Building Employee Morale: A Few Great and Not So Great Ideas
Most of the experienced managers I’ve encountered during my career recognize that low moral is a management problem, not an employee problem. Likewise, a happy and productive workplace with higher than average morale can usually be attributed to excellent managers who care about their workers and foster an environment of mutual trust and respect. If your office is thriving, how can you maintain that healthy atmosphere? And if your workplace morale needs a boost, what can you do to make things a little more positive? Here are a few key morale tips I’ve gathered during my years of consultation and practical experience.
Public versus Private Communication
When it comes to recognition, publicity is everything. So is specificity. Acknowledge individual employees for their specific accomplishments. A general “Well done, team” is nice, but thanking specific individuals can have a much stronger and longer-lasting impact. Plus, it demonstrates that you care about your employees, you’re aware of their efforts, and you know exactly who’s going above and beyond.

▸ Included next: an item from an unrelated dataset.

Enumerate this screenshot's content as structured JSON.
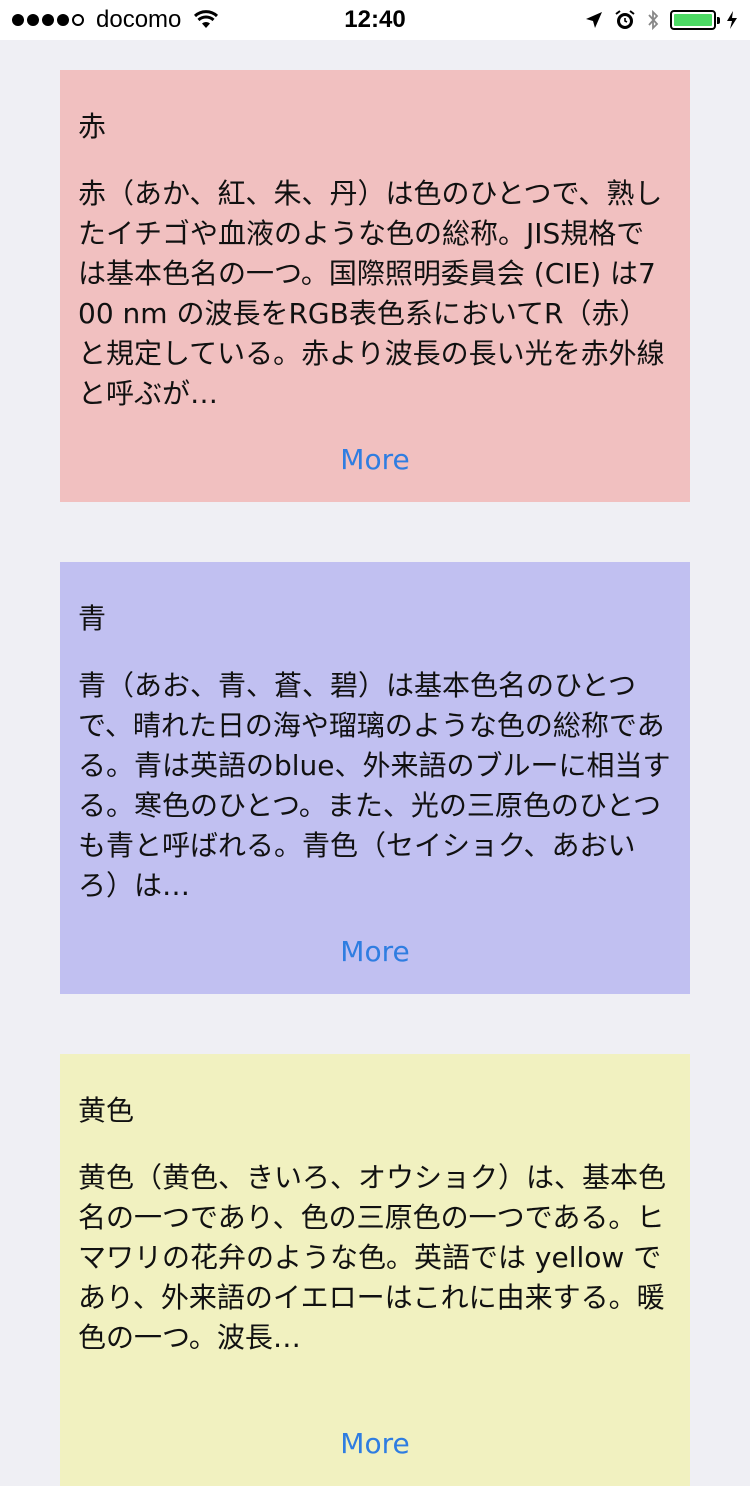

By the same token, never criticize employees publically. That’s a no brainer. And don’t send out blanket communications with negative messages. A group criticism rarely increases dedication and positivity and can give employees fodder for collective grumbling, which can poison morale very quickly.
Be Careful with Rewards
Monetary rewards and extra perks or days off may seem like easy ways to spread positivity, but it’s a good idea to distribute these rewards with strategy and caution. Sometimes rewards build morale, but the withdraw of perks or bonuses can seriously damage morale if employees begin to take them for granted or sense they’re being distributed unfairly.
Attention and Interest Go a Long Way
Never underestimate the power of positive relationships. Do you know each of your employees personally? Do you make pleasant eye contact and address all of your coworkers—both superiors and underlings– by name? How often do you sit down and chat with your employees and how much do you know about their lives? Before you consider expensive monetary rewards that can easily backfire, recognize that a little consideration, kindness, and respect can bring twice the morale benefits and cost almost nothing.